Every now and then, people comment on my ability to talk to strangers.
It’s funny to call this an ability because anyone can do this as soon as they choose. To me, it’s not a skill, it’s just a decision.
But if I was asked to pinpoint the moment I started to develop this “ability”, it was when I observed the “Vacation Phenomenon” and decided to apply it’s core principle to my life on a daily basis.
The day I started to apply this technique, I became a happier person.
To understand fully, I’ll explain my personal experience with the phenomenon here:
I was once in Orlando and saw someone wearing a sweatshirt from my hometown, so I walked up to them and started a conversation. I’ve seen this person hundreds of times before but I never said anything.
We were thousands of miles away from that little town but I was now enthusiastically walking up to talk to him with cheer in my eyes.
Was that sweatshirt a sense of comfort? A bond of commonality? Because he was on the same vacation, does that mean he wasn’t a crazy person? How was I able to have such a positive interpretation of seeing this person? Why did I automatically trust him more than everyone else I saw on this particular trip?
There’s 20,000 people in my hometown. Why does being in a far away land make me care so much about seeing one of them?
Regardless, it was a pleasant conversation. Nothing particularly exciting resulted from this encounter besides the that fact that I say “Hi” to that person when I see him now.
The reason I am speaking about this moment to this day is that it made me look at human interaction through a different scope.
I was a teenager when this happened, but I observed the scenario carefully and I remember asking myself this question: What if everyone always acted as if we were on the same vacation. But instead of Orlando, our destination was is earth. Our trip lasts roughly an average 70-90 years, give or take the amount of fast food trips one makes. And when it’s over, we take the first flight home and hopefully it doesn’t involve any lengthy layovers.
When in this vacation mindset, we don’t need to be best friends with everyone we see. We don’t need to trust everyone we see. We don’t need to change our core beliefs. But maybe with this approach we can challenge ourselves to offer a little more warmth to the world.
After all, this is once in a lifetime trip.

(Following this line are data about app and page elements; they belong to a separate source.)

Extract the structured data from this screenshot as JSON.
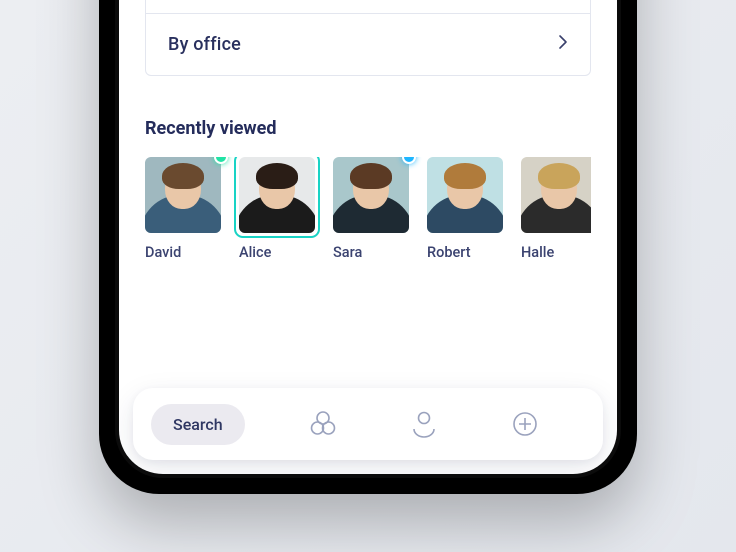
{
  "filter": {
    "label": "By office"
  },
  "recent": {
    "title": "Recently viewed",
    "people": [
      {
        "name": "David",
        "status_color": "#21e3a5",
        "selected": false,
        "bg": "#9fb8bf",
        "shirt": "#3a5e7a",
        "hair": "#6a4a2f"
      },
      {
        "name": "Alice",
        "status_color": null,
        "selected": true,
        "bg": "#e7e9ea",
        "shirt": "#1b1b1b",
        "hair": "#2a1d16"
      },
      {
        "name": "Sara",
        "status_color": "#1fb6ff",
        "selected": false,
        "bg": "#a9c7cb",
        "shirt": "#1e2a33",
        "hair": "#5b3a24"
      },
      {
        "name": "Robert",
        "status_color": null,
        "selected": false,
        "bg": "#bfe0e4",
        "shirt": "#2d4a63",
        "hair": "#b07b3b"
      },
      {
        "name": "Halle",
        "status_color": null,
        "selected": false,
        "bg": "#d6d2c6",
        "shirt": "#2b2b2b",
        "hair": "#c9a45b"
      }
    ]
  },
  "tabs": {
    "active_label": "Search",
    "icons": [
      "groups-icon",
      "profile-icon",
      "add-icon"
    ]
  }
}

Instead of condemning what makes us different, let’s celebrate that which brings us together. Let’s continue to discover our individual uniqueness, but collaborate in ways to bring out the best in our fellow man or woman.
Maybe we wouldn’t flick off people in traffic jams. Maybe we would say “Hello” to strangers in passing. Maybe we wouldn’t write nasty comments on social media. Maybe we would enjoy the human condition instead of avoiding it at all costs.
Besides our where we live, we can usually relate to A LOT of the same things. We little humans are more alike than we’re different: We breathe air. We eat food and drink to survive. We need shelter. We love some people. We don’t love some people. Puppies are cute. Pizza is delicious. And deep down, we all want to smile and be happy. All basic things. But all pretty consistent.
Try it out. The next person you talk to, pretend you’re in Barbados or somewhere weird and see how it goes.
Maybe it it doesn’t work for you.
But, maybe, just maybe, it turns out to be pleasant.
And if it does, I hope you enjoy your vacation and it brings new exciting personalities into your world. You don’t need frequent flyer miles and you don’t need a suitcase. You don’t need to wait all year for that one week of escape.
But you can bring that warmth to your very experience on an everyday basis.
And when you get there, please just remember to send me a cheesy postcard and a picture of yourself wearing a sweatshirt from your hometown.